Carlos Oya and colleagues recently published a systematic review of agricultural certification schemes that stands out for me as useful research for informing policy and programming. Why do I say that? Agricultural certification schemes set and monitor compliance to voluntary standards with the objective of making production socially sustainable and terms of trade fairer for smallholder farmers and workers.
Many development programmes reach only a fraction of the people they aim to include. One reason for this is that attrition erodes target group participation at various stages between programme conception and completion. Programme targeting using selection criteria, eligibility assessment and participant registration is one of the ways this problem can be addressed. But how far does targeting address this issue?

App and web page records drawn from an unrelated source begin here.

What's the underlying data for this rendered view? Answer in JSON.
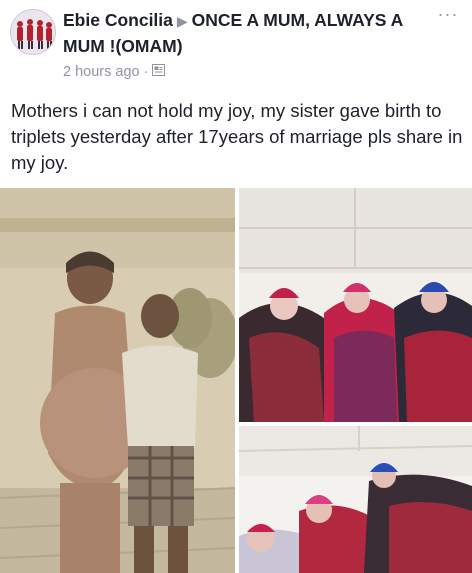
{
  "post": {
    "author": "Ebie Concilia",
    "group": "ONCE A MUM, ALWAYS A MUM !(OMAM)",
    "timestamp": "2 hours ago",
    "separator": "·",
    "text": "Mothers i can not hold my joy, my sister gave birth to triplets  yesterday  after 17years of marriage  pls share in my joy."
  },
  "icons": {
    "more": "more-options-icon",
    "privacy": "photo-icon",
    "arrow": "triangle-right-icon"
  },
  "colors": {
    "text": "#1d2129",
    "meta": "#90949c"
  }
}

In a recent World Bank blog based on a paper, David Evans and Anna Popova argue that systematic reviews may not be reliable as an approach to synthesis of empirical literature. They reach this conclusion after analysing six reviews assessing the effects of a range of education interventions on learning outcomes. The main finding of their analysis: While all these reviews focus on the effects of learning outcomes based on evidence from impact evaluations, there is a large degree of divergence in the studies included in each review, and consequently the conclusions they reach.